*** Begin section ***

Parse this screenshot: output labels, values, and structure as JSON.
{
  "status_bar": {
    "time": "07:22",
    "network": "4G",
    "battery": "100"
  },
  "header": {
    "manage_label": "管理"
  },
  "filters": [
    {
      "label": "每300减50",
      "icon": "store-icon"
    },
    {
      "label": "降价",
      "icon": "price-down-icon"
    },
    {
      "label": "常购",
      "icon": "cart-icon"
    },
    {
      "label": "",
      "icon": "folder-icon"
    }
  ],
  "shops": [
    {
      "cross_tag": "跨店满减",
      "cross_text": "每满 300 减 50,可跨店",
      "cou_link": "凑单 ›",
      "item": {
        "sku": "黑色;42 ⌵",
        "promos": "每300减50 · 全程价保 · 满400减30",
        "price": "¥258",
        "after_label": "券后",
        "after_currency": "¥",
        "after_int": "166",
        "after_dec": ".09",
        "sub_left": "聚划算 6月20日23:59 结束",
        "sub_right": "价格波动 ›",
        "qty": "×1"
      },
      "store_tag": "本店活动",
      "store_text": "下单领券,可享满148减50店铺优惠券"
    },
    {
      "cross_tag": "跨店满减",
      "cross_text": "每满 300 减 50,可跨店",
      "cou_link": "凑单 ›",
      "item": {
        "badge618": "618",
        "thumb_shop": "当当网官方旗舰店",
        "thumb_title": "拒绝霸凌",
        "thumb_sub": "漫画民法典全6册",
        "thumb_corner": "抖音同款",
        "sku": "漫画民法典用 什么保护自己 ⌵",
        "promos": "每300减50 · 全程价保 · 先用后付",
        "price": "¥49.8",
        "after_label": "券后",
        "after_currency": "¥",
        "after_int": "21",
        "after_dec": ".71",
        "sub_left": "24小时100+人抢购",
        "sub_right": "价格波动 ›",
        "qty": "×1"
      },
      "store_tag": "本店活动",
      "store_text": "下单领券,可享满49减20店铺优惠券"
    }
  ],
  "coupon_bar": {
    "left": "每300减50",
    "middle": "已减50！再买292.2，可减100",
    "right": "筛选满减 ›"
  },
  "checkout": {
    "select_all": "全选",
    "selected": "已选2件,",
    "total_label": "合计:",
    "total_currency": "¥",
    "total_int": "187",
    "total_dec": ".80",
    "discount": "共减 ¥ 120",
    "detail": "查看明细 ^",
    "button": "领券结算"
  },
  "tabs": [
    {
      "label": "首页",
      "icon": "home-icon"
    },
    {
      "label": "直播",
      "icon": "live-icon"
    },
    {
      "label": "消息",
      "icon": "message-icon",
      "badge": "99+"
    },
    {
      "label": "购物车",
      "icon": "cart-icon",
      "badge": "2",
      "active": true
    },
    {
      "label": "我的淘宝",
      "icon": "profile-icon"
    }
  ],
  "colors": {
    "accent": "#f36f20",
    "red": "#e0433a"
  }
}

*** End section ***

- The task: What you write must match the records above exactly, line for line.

- Expected answer:
Parse this screenshot: output labels, values, and structure as JSON.
{
  "status_bar": {
    "time": "07:22",
    "network": "4G",
    "battery": "100"
  },
  "header": {
    "manage_label": "管理"
  },
  "filters": [
    {
      "label": "每300减50",
      "icon": "store-icon"
    },
    {
      "label": "降价",
      "icon": "price-down-icon"
    },
    {
      "label": "常购",
      "icon": "cart-icon"
    },
    {
      "label": "",
      "icon": "folder-icon"
    }
  ],
  "shops": [
    {
      "cross_tag": "跨店满减",
      "cross_text": "每满 300 减 50,可跨店",
      "cou_link": "凑单 ›",
      "item": {
        "sku": "黑色;42 ⌵",
        "promos": "每300减50 · 全程价保 · 满400减30",
        "price": "¥258",
        "after_label": "券后",
        "after_currency": "¥",
        "after_int": "166",
        "after_dec": ".09",
        "sub_left": "聚划算 6月20日23:59 结束",
        "sub_right": "价格波动 ›",
        "qty": "×1"
      },
      "store_tag": "本店活动",
      "store_text": "下单领券,可享满148减50店铺优惠券"
    },
    {
      "cross_tag": "跨店满减",
      "cross_text": "每满 300 减 50,可跨店",
      "cou_link": "凑单 ›",
      "item": {
        "badge618": "618",
        "thumb_shop": "当当网官方旗舰店",
        "thumb_title": "拒绝霸凌",
        "thumb_sub": "漫画民法典全6册",
        "thumb_corner": "抖音同款",
        "sku": "漫画民法典用 什么保护自己 ⌵",
        "promos": "每300减50 · 全程价保 · 先用后付",
        "price": "¥49.8",
        "after_label": "券后",
        "after_currency": "¥",
        "after_int": "21",
        "after_dec": ".71",
        "sub_left": "24小时100+人抢购",
        "sub_right": "价格波动 ›",
        "qty": "×1"
      },
      "store_tag": "本店活动",
      "store_text": "下单领券,可享满49减20店铺优惠券"
    }
  ],
  "coupon_bar": {
    "left": "每300减50",
    "middle": "已减50！再买292.2，可减100",
    "right": "筛选满减 ›"
  },
  "checkout": {
    "select_all": "全选",
    "selected": "已选2件,",
    "total_label": "合计:",
    "total_currency": "¥",
    "total_int": "187",
    "total_dec": ".80",
    "discount": "共减 ¥ 120",
    "detail": "查看明细 ^",
    "button": "领券结算"
  },
  "tabs": [
    {
      "label": "首页",
      "icon": "home-icon"
    },
    {
      "label": "直播",
      "icon": "live-icon"
    },
    {
      "label": "消息",
      "icon": "message-icon",
      "badge": "99+"
    },
    {
      "label": "购物车",
      "icon": "cart-icon",
      "badge": "2",
      "active": true
    },
    {
      "label": "我的淘宝",
      "icon": "profile-icon"
    }
  ],
  "colors": {
    "accent": "#f36f20",
    "red": "#e0433a"
  }
}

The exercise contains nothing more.